Reid Opposes Short-Term Debt Limit Deal To Pass Gang Of Six Plan

With Reporting By Jen Bendery

WASHINGTON -- Senate Majority Leader Harry Reid (D-Nev.) said on Wednesday that he opposed pursuing a one-month extension of the nation's debt ceiling so that Congress could hammer out legislative language and agreement on the so-called Gang of Six deficit reduction compromise.

In a lunch with a handful of reporters, Reid cautioned that the process of actually writing the legislation and getting it scored by the Congressional Budget Office could last beyond the month of August. Even if those tasks were completed within a month's extension of the Aug. 2 debt ceiling deadline, he added, the prospects of finding the necessary votes to pass the Gang of Six package wouldn't necessarily improve. In fact, they might get even more daunting.

The comments -- which were made off the record but approved for use by a Reid aide -- come at exactly the same time that the White House is signaling it would be open to a short-term extension on the federal debt ceiling as long as an agreement on a significant deficit reduction plan was reached in time.

"We believe a short-term extension, absent an agreement to a larger deal, is unacceptable," said White House Press Secretary Jay Carney at Wednesday's briefing. "Obviously if both sides agree to something significant, we would support the measures needed to finalize the details."

After the briefing, Carney issued a clarifying statement: “The President does not support a short-term extension of the debt limit, period. The only exception to that is in the event that both sides reach a deal on a long-term extension of the debt limit plus significant deficit reduction, and we needed a very short-term extension (like a few days) to allow a bit of extra time for a bill to work its way through the legislative process."

The administration had, up to that point, threatened to veto legislation that didn't extend the debt ceiling until passed the 2012 elections. But the prospects of passing something along the lines of the Gang of Six agreement, which would reduce the deficit by $3.7 trillion over ten years, primarily through sharp spending cuts and benefit-reducing entitlement reforms (with revenue-neutral corporate tax reform), have seemingly reopened negotiations over timing.

Indeed, in the halls of Congress on Wednesday, senators from both parties were cautiously optimistic that an 11th hour compromise could end up salvaging months of tedious negotiations. Sen. Kent Conrad (D-N.D.) was insistent that there was enough time to write and score the legislative language even before the Aug. 2 deadline was reached.

"We have a draft of the legislative language already. It has to be updated with the most recent decisions because we didn't fully conclude until this week," said Conrad. "The scoring, since most of this bill is process, wouldn't take that long.
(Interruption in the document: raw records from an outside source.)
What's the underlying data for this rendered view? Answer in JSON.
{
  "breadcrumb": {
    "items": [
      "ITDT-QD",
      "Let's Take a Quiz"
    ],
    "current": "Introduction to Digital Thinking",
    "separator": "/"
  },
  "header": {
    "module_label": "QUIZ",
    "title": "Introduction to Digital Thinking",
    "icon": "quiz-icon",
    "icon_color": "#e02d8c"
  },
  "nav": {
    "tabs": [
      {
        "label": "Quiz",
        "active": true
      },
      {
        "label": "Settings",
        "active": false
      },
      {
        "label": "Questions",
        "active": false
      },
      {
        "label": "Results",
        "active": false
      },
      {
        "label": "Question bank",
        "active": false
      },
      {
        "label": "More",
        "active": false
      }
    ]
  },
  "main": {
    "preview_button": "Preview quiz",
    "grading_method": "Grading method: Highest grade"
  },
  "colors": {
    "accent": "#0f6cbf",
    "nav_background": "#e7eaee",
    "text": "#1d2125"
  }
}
The elements of the down payment could be pretty readily scored, so I don't think that's the great hurdle here."

Sen. John Cornyn (R-Texas), while declining to take a position on the substance of the Gang of Six plan, nevertheless embraced the idea that lawmakers should be granted more time to consider it.

"That seems to me to be maybe a practical solution," he told The Huffington Post. "We've got a new idea that's shown some momentum, but we've got to get our brains around it and understand it and also give it the kind of transparency that I think the public is demanding."

Requesting more time to simply consider the Gang of Six plan is, in the end, fundamentally different than requesting more time to pass it. And Cornyn made no mention in his statement of Carney's demands that there be an agreement on the package before the White House would support a short-term debt ceiling extension.

More importantly, it seems clear that congressional leadership finds a short-term extension less than appealing. Two top Senate aides both told The Huffington Post that the Majority Leader expressed similar opposition to the idea during a caucus meeting on Tuesday, stressing that a solution to the debt ceiling was needed "now." His concerns, the aides added, related not to the substance of the Gang of Six agreement -- which received a blistering review from the labor federation AFL-CIO on Wednesday -- but, rather, to procedural hurdles.

Both he and Senate Minority Leader Mitch McConnell (R-Ky.) continue to work on a fallback solution to raising the debt ceiling through 2012. And the plan remains to hold a vote on that measure, perhaps as early as this Sunday.